A visit to Pyongyang is more a trip back in time than anything else. The broad streets are vacuumed of everything besides political manifests. The few shops that exist do not advertise, the bright blue traffic directors (strangely all makeup-wearing young females) look like something from a children's book, and all the women fancy haircuts from the 50s. Even the subway (which by the way is the deepest in the world, going 120 m underground) looks like a toy model. It is a wicked mix of drab Soviet-style buildings and grand monuments, which are all dedicated to their dear, dead, leader Kim Il-Sung and his son Kim Jong-Il. This fascinating city is built on ideology and fully cleansed from all capitalism - and where else on the planet do such places exist? Welcome to people's paradise!
These girls are not prostitutes, as you might think, but betel nut beauties who only sell betel nuts, cold drinks and cigarettes. Positioned in neon lighted glass booths along the major provincial roads, these skimpily dressed girls try to attract passing drivers' attention (probably mostly men) with their cuteness and lack of outfit.

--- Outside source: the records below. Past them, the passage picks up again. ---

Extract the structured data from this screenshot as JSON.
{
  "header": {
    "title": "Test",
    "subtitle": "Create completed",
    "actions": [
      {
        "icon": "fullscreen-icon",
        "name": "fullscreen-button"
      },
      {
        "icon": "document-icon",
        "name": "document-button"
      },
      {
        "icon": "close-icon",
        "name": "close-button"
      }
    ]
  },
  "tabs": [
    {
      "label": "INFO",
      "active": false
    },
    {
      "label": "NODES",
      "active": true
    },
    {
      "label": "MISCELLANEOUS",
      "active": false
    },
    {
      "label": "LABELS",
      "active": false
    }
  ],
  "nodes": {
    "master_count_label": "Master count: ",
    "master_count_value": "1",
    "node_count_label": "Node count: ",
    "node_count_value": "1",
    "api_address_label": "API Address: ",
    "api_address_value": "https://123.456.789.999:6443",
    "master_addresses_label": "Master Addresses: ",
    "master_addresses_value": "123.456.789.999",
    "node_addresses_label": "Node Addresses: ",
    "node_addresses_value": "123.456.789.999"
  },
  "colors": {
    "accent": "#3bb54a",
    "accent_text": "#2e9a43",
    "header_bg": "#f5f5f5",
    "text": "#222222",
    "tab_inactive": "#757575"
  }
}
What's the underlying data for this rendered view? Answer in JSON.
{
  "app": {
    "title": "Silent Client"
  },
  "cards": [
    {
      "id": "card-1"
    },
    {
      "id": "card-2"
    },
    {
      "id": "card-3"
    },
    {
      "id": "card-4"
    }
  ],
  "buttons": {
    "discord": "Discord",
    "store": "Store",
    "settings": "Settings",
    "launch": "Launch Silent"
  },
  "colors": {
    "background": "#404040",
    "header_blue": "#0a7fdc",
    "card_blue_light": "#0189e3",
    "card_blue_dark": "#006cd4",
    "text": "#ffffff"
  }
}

In the good old nineties, the girls were hardly wearing anything, but today no breasts or buttocks are exposed. Betel nut is a mild stimulant and is big business in Taiwan, where the girls are considered as a unique culture feature. They certainly make entering a Taiwanese town a bit more exciting. Just remember to keep your eyes on the road while driving.
The mountains of northern Vietnam are populated with minorities. Every smallish township has their own market once a week and attracts different kinds of colourful tribe people that comes in for shopping, browsing, finding a wife, or just stocking up on this week's rice wine. Some of the best markets "near" Lao Cai Town is Bac Ha (Sunday) which is one of the biggest and most touristy, not saying that many come, Can Cau (Saturday) beautiful set on the mountain side, Coc Ly (Tuesday) small but interesting, Muong Hum (Sunday) located in a lush valley, and Muong Khuong (Sunday) a great trading fair with a real outpost felling, since it's very close to China. Keep in mind that it takes many hours from Lao Cai town on winding mountain roads to get to these far out markets, but it's sure worth it.